-- Exercise input follows --

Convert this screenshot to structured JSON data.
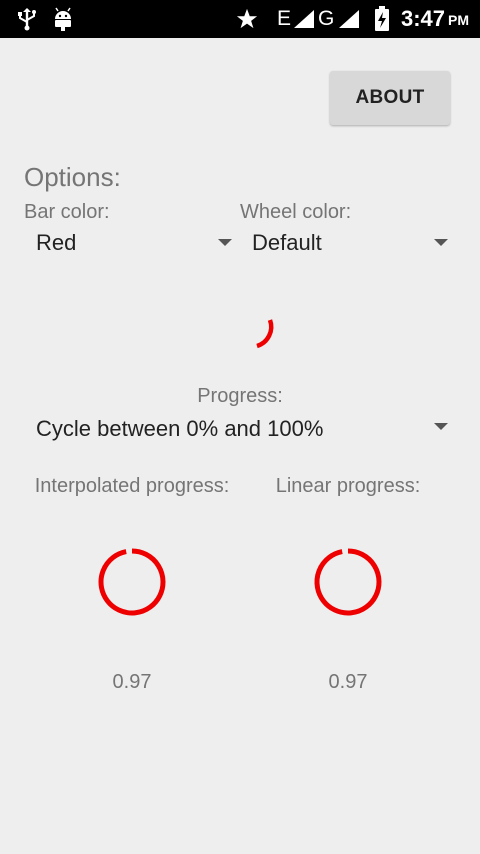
{
  "status_bar": {
    "time": "3:47",
    "ampm": "PM",
    "network_label_1": "E",
    "network_label_2": "G"
  },
  "about_button": {
    "label": "ABOUT"
  },
  "options": {
    "heading": "Options:",
    "bar_color_label": "Bar color:",
    "bar_color_value": "Red",
    "wheel_color_label": "Wheel color:",
    "wheel_color_value": "Default"
  },
  "progress": {
    "label": "Progress:",
    "mode_value": "Cycle between 0% and 100%"
  },
  "indicators": {
    "interpolated_label": "Interpolated progress:",
    "linear_label": "Linear progress:",
    "interpolated_value": "0.97",
    "linear_value": "0.97",
    "interpolated_fraction": 0.97,
    "linear_fraction": 0.97
  },
  "colors": {
    "bar": "#ee0000",
    "background": "#eeeeee"
  },
  "icons": [
    "usb-icon",
    "android-debug-icon",
    "star-icon",
    "signal-icon",
    "battery-charging-icon"
  ]
}
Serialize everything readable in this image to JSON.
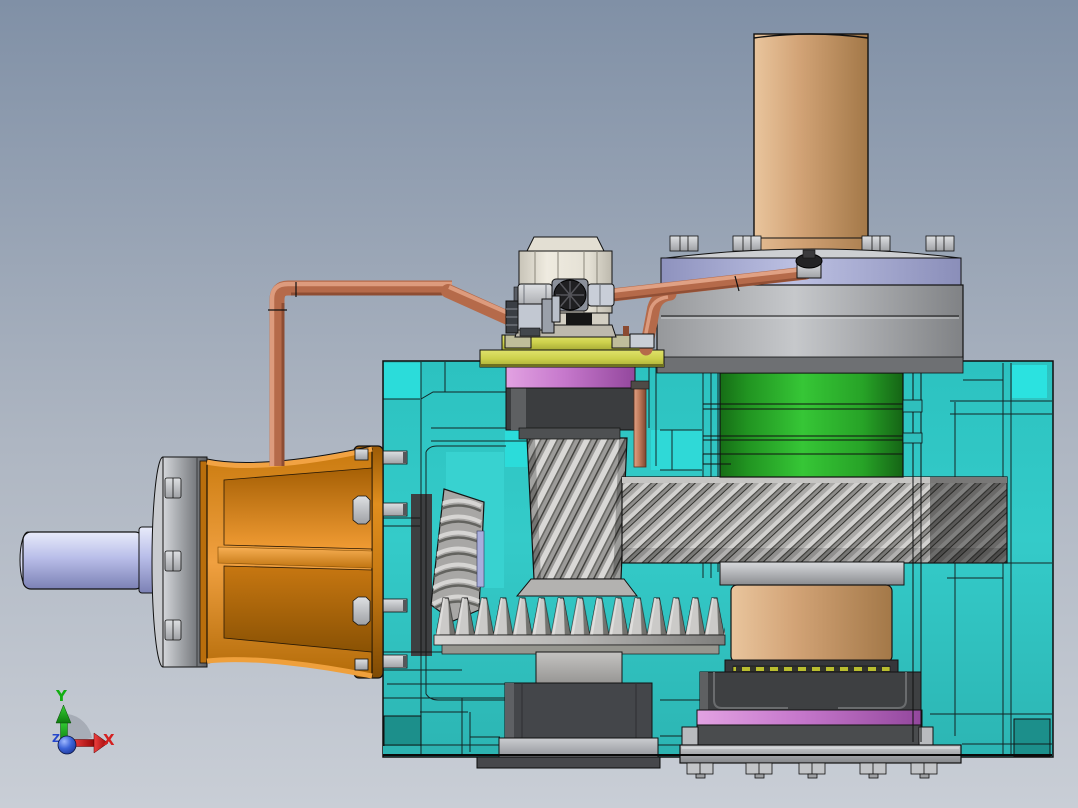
{
  "scene": {
    "title": "Spiral bevel-helical gear reducer - CAD section view",
    "background_top": "#8090A6",
    "background_bottom": "#C9CED6"
  },
  "triad": {
    "x_label": "X",
    "y_label": "Y",
    "z_label": "Z",
    "x_color": "#D42020",
    "y_color": "#12AE12",
    "z_color": "#2547CC"
  },
  "parts": {
    "housing": {
      "name": "Transparent gear housing",
      "color": "#34CBC9"
    },
    "input_shaft": {
      "name": "Input shaft",
      "color": "#B9BEE9"
    },
    "input_cone": {
      "name": "Input bell housing",
      "color": "#E08E1E"
    },
    "bevel_pinion": {
      "name": "Spiral bevel pinion",
      "color": "#A8A7A5"
    },
    "crown_gear": {
      "name": "Spiral bevel crown gear",
      "color": "#C9C8C6"
    },
    "vertical_pinion": {
      "name": "Helical pinion shaft",
      "color": "#B9B8B6"
    },
    "output_gear": {
      "name": "Output helical gear",
      "color": "#B4B3B1"
    },
    "green_hub": {
      "name": "Output gear hub",
      "color": "#36C636"
    },
    "output_shaft": {
      "name": "Output shaft",
      "color": "#D2A376"
    },
    "bearing_drum": {
      "name": "Upper output bearing housing",
      "color": "#C6C8CB"
    },
    "cover_ring": {
      "name": "Bearing cover ring",
      "color": "#BCC0E2"
    },
    "seal_ring": {
      "name": "Seal ring",
      "color": "#C678CC"
    },
    "bearing_cover": {
      "name": "Vertical shaft bearing cover",
      "color": "#CDD14C"
    },
    "breather": {
      "name": "Breather and oil valve",
      "color": "#E3DFD3"
    },
    "piping": {
      "name": "Copper oil piping",
      "color": "#B56A4A"
    }
  }
}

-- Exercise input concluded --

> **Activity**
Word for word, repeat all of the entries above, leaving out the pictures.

> **Expected answer**
Convert this screenshot to structured JSON data.
{
  "status_bar": {
    "time": "3:47",
    "ampm": "PM",
    "network_label_1": "E",
    "network_label_2": "G"
  },
  "about_button": {
    "label": "ABOUT"
  },
  "options": {
    "heading": "Options:",
    "bar_color_label": "Bar color:",
    "bar_color_value": "Red",
    "wheel_color_label": "Wheel color:",
    "wheel_color_value": "Default"
  },
  "progress": {
    "label": "Progress:",
    "mode_value": "Cycle between 0% and 100%"
  },
  "indicators": {
    "interpolated_label": "Interpolated progress:",
    "linear_label": "Linear progress:",
    "interpolated_value": "0.97",
    "linear_value": "0.97",
    "interpolated_fraction": 0.97,
    "linear_fraction": 0.97
  },
  "colors": {
    "bar": "#ee0000",
    "background": "#eeeeee"
  },
  "icons": [
    "usb-icon",
    "android-debug-icon",
    "star-icon",
    "signal-icon",
    "battery-charging-icon"
  ]
}
Serialize everything readable in this image to JSON.
{
  "scene": {
    "title": "Spiral bevel-helical gear reducer - CAD section view",
    "background_top": "#8090A6",
    "background_bottom": "#C9CED6"
  },
  "triad": {
    "x_label": "X",
    "y_label": "Y",
    "z_label": "Z",
    "x_color": "#D42020",
    "y_color": "#12AE12",
    "z_color": "#2547CC"
  },
  "parts": {
    "housing": {
      "name": "Transparent gear housing",
      "color": "#34CBC9"
    },
    "input_shaft": {
      "name": "Input shaft",
      "color": "#B9BEE9"
    },
    "input_cone": {
      "name": "Input bell housing",
      "color": "#E08E1E"
    },
    "bevel_pinion": {
      "name": "Spiral bevel pinion",
      "color": "#A8A7A5"
    },
    "crown_gear": {
      "name": "Spiral bevel crown gear",
      "color": "#C9C8C6"
    },
    "vertical_pinion": {
      "name": "Helical pinion shaft",
      "color": "#B9B8B6"
    },
    "output_gear": {
      "name": "Output helical gear",
      "color": "#B4B3B1"
    },
    "green_hub": {
      "name": "Output gear hub",
      "color": "#36C636"
    },
    "output_shaft": {
      "name": "Output shaft",
      "color": "#D2A376"
    },
    "bearing_drum": {
      "name": "Upper output bearing housing",
      "color": "#C6C8CB"
    },
    "cover_ring": {
      "name": "Bearing cover ring",
      "color": "#BCC0E2"
    },
    "seal_ring": {
      "name": "Seal ring",
      "color": "#C678CC"
    },
    "bearing_cover": {
      "name": "Vertical shaft bearing cover",
      "color": "#CDD14C"
    },
    "breather": {
      "name": "Breather and oil valve",
      "color": "#E3DFD3"
    },
    "piping": {
      "name": "Copper oil piping",
      "color": "#B56A4A"
    }
  }
}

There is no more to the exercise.